“Within four months, we achieved 100% radiology result acknowledgment, improved turnaround times, and enhanced clinical communication and discrepancy reporting,” he says. “Most importantly, since implementing the system, there have been no further safety incidents.”
Commenting on The Christie’s success in winning the ‘best use of IT to promote patient safety’ category of EHI’s latest awards, Dr Bramley says the trust is delighted to be recognised as a leader in health systems innovation; and to pass on what it has learned to other trusts.
“The project will ensure that patients no longer come to harm due to any delay in acting on results,” he says. “We entered in this category to help raise awareness of this issue and we’re keen to share our experience with any trust looking to reduce the risk for their patients.
“I’m in no doubt that our success – through agile project development and strong clinical involvement – can be replicated elsewhere by trusts looking to create their own portals or work with their suppliers to do so.
“We have already shared our approach with a number of vendors who have shown interest in our achievement and we will continue to promote result notification and acknowledgment as a means of protecting patients and delivering service improvement.
“We have also extended the service locally to incorporate other service departments within the trust – including nuclear medicine, PET and DEXA – and are currently completing work to incorporate pathology results with further innovations to alert and escalate significant abnormal results.
“From a care quality and clinical safety perspective, I believe it would be useful in future for every trust to have such an evidence-based system; one that demonstrates what percentage of radiology results are being acknowledged and what the turnaround times are.
“For this reason, we’re keen to share what we’ve done with other healthcare providers and IT solutions vendors.

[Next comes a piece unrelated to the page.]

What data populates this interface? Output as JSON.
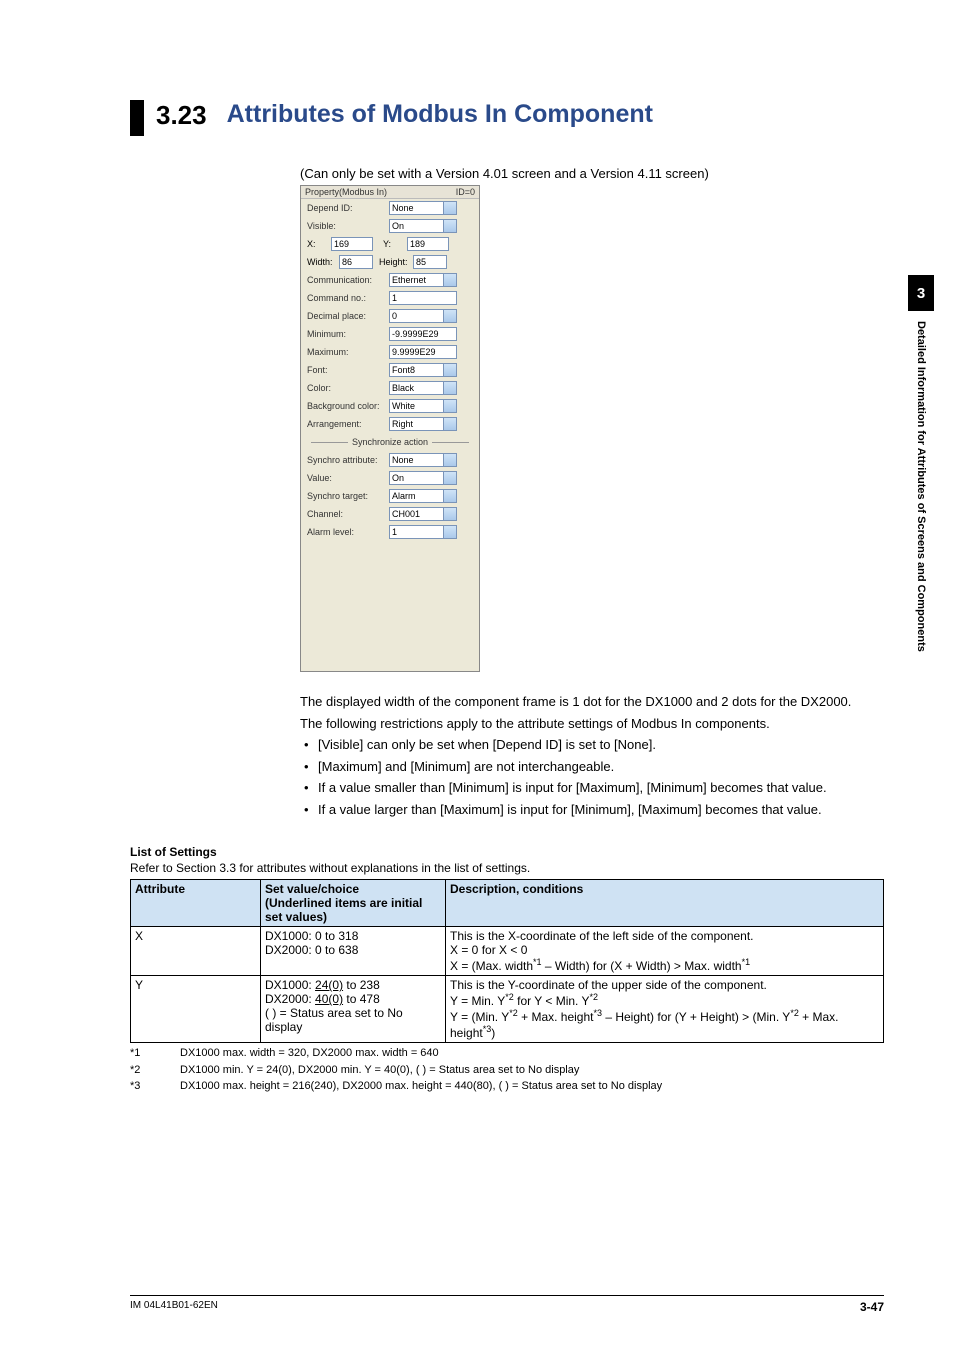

The ideas and concepts within our solution are openly available to all NHS trusts to improve patient safety.”